Meet the Aussie mushroom moguls
Meet the innovative duo changing the way we think about growing food and using waste.
Ryan and Julian are two laid-back mates who have gone from working in the mining industry to changing the way we connect with fresh and local food. They are the founders of the social enterprise Life Cykel, and they are on a mission to inspire people to live sustainably and grow and eat healthy, locally grown food.
The pair spent months researching and experimenting with mycology (the study of mushrooms), before launching Australia’s first urban mushroom farm. The best thing about their locally grown gourmet oyster mushrooms? They are grown in used coffee grounds. Yep you heard us right!

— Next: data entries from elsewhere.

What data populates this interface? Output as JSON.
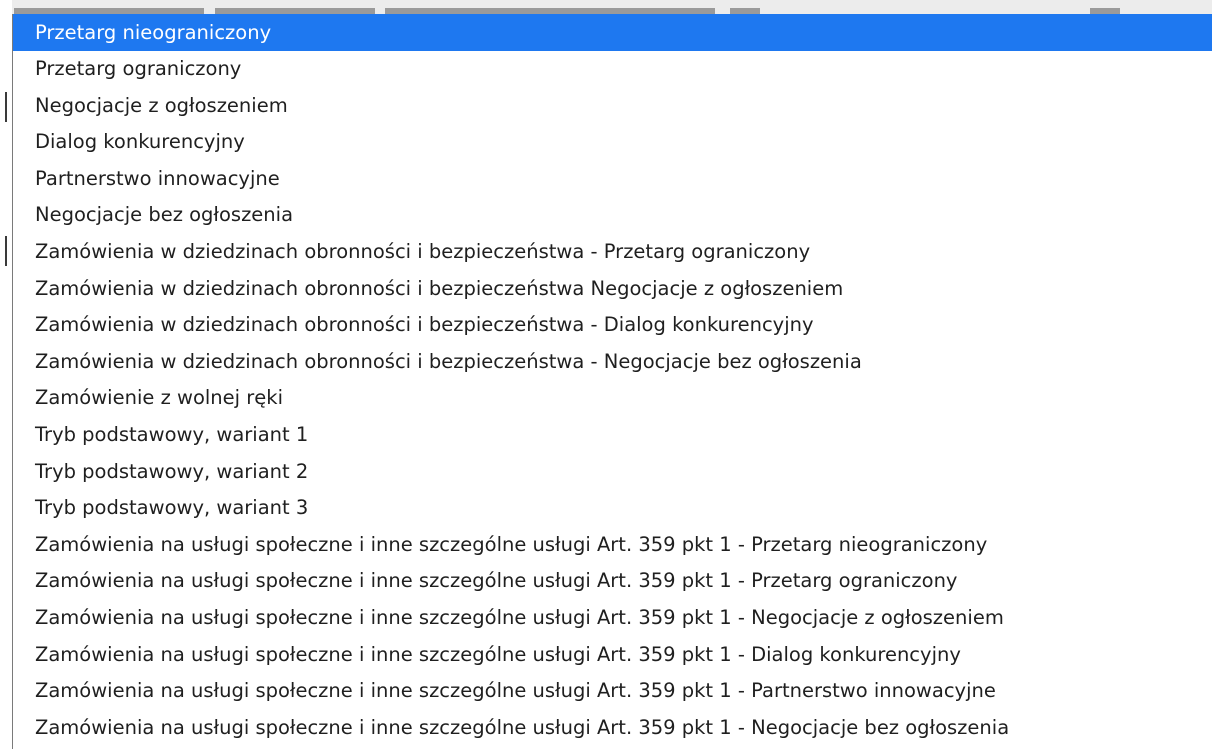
{
  "accent_color": "#1e78f0",
  "dropdown": {
    "selected_index": 0,
    "options": [
      "Przetarg nieograniczony",
      "Przetarg ograniczony",
      "Negocjacje z ogłoszeniem",
      "Dialog konkurencyjny",
      "Partnerstwo innowacyjne",
      "Negocjacje bez ogłoszenia",
      "Zamówienia w dziedzinach obronności i bezpieczeństwa - Przetarg ograniczony",
      "Zamówienia w dziedzinach obronności i bezpieczeństwa Negocjacje z ogłoszeniem",
      "Zamówienia w dziedzinach obronności i bezpieczeństwa - Dialog konkurencyjny",
      "Zamówienia w dziedzinach obronności i bezpieczeństwa - Negocjacje bez ogłoszenia",
      "Zamówienie z wolnej ręki",
      "Tryb podstawowy, wariant 1",
      "Tryb podstawowy, wariant 2",
      "Tryb podstawowy, wariant 3",
      "Zamówienia na usługi społeczne i inne szczególne usługi Art. 359 pkt 1 - Przetarg nieograniczony",
      "Zamówienia na usługi społeczne i inne szczególne usługi Art. 359 pkt 1 - Przetarg ograniczony",
      "Zamówienia na usługi społeczne i inne szczególne usługi Art. 359 pkt 1 - Negocjacje z ogłoszeniem",
      "Zamówienia na usługi społeczne i inne szczególne usługi Art. 359 pkt 1 - Dialog konkurencyjny",
      "Zamówienia na usługi społeczne i inne szczególne usługi Art. 359 pkt 1 - Partnerstwo innowacyjne",
      "Zamówienia na usługi społeczne i inne szczególne usługi Art. 359 pkt 1 - Negocjacje bez ogłoszenia"
    ]
  }
}
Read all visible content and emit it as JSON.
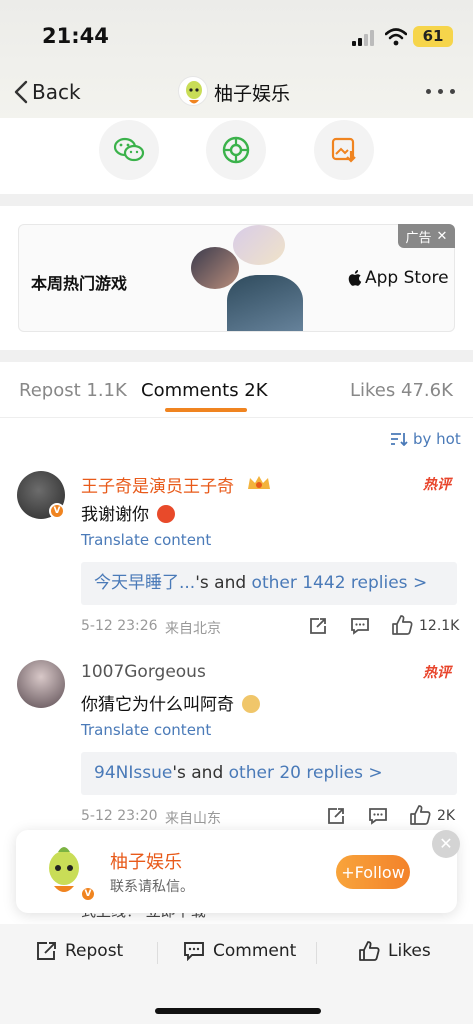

The innovative duo, cycle around the Western Australian town of Fremantle collecting used coffee grounds from cafes and restaurants, before returning to their commercial urban farm where they mix the grounds with mushroom spores and let the magic happen.
For every 5kg of coffee grounds they collect, they can grow 1kg of mushrooms, which they supply to local restaurants and sell at local farmers markets. In addition, people can purchase their own grow-at-home mushroom kits where all you have to do is open the box and mist it with water, sit back and watch your mushrooms grow. Local schools love these grow-at-home kits as they are fun and easy way to inspire and teach kids about growing their own food.
Life Cykel is an urban farm that is changing the way food is produced and shows how the carbon footprint of agriculture can be reduced. Diverting food waste and repurposing it in their farm - well we just think that’s genius!
Australian’s LOVE their coffee, and many of us rely on a caffeine fix to wake up and get our morning buzz on. However, most people don’t realize that just 1% of the coffee bean actually ends up in your cup and the leftover 99% ends up in landfill. In Australia, four million tonnes of food is wasted per year which ends in landfill. When coffee grounds (and all other food waste) are dumped into landfill, it creates methane, which is a greenhouse gas that is 25 times more potent than the carbon pollution that comes from your car exhaust! The City of Fremantle in Perth has a well known street called the ‘Cappuccino Strip’ where baristas will make your favourite brew, but every year 300 tonnes of coffee grounds are sent to landfill in this city alone! That’s 18 million cups of coffee!
Oh, and to answer the question on everyone’s lips - no, they certainly do not taste like coffee. In fact, the boys are hard at work trying to produce the elusive mushroom that gives you that coffee buzz. Fingers crossed for them!